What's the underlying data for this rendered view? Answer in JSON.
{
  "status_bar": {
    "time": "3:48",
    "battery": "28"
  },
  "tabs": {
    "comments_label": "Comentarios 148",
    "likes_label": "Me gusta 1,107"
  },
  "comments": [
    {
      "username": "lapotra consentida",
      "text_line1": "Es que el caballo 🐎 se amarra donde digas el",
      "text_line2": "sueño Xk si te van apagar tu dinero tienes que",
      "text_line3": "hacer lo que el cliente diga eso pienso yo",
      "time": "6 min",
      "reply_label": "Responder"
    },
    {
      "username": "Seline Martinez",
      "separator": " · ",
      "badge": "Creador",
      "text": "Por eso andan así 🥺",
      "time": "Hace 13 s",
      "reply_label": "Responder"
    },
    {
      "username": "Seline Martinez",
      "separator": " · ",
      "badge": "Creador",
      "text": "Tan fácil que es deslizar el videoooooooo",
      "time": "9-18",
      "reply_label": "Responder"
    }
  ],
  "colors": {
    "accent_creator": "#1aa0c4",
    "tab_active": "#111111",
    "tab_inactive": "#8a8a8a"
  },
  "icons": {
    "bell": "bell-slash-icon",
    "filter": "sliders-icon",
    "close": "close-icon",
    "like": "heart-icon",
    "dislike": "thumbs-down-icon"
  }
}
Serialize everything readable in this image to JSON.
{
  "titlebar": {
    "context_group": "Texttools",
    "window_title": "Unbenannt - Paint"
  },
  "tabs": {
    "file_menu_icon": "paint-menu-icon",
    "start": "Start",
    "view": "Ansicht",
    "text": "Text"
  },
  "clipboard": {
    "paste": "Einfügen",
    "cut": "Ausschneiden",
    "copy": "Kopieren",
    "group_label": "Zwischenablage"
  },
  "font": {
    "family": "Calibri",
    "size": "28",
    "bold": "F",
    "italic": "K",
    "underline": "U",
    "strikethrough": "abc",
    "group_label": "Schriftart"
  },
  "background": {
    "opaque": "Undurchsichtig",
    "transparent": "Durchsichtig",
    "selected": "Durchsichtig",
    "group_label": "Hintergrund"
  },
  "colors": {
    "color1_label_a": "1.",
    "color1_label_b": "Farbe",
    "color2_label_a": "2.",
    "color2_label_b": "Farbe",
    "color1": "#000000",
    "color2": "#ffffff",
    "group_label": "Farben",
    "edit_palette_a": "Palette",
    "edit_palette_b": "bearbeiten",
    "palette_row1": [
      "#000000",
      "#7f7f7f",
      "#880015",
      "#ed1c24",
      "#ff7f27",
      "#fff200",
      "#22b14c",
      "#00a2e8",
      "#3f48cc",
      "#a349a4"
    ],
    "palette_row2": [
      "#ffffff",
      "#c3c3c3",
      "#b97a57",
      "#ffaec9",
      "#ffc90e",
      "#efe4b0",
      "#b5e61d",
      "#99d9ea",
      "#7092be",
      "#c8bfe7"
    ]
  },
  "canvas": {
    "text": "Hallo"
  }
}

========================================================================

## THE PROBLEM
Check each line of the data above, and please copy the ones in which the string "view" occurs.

## EXERCISE ANSWER
What's the underlying data for this rendered view? Answer in JSON.
    "view": "Ansicht",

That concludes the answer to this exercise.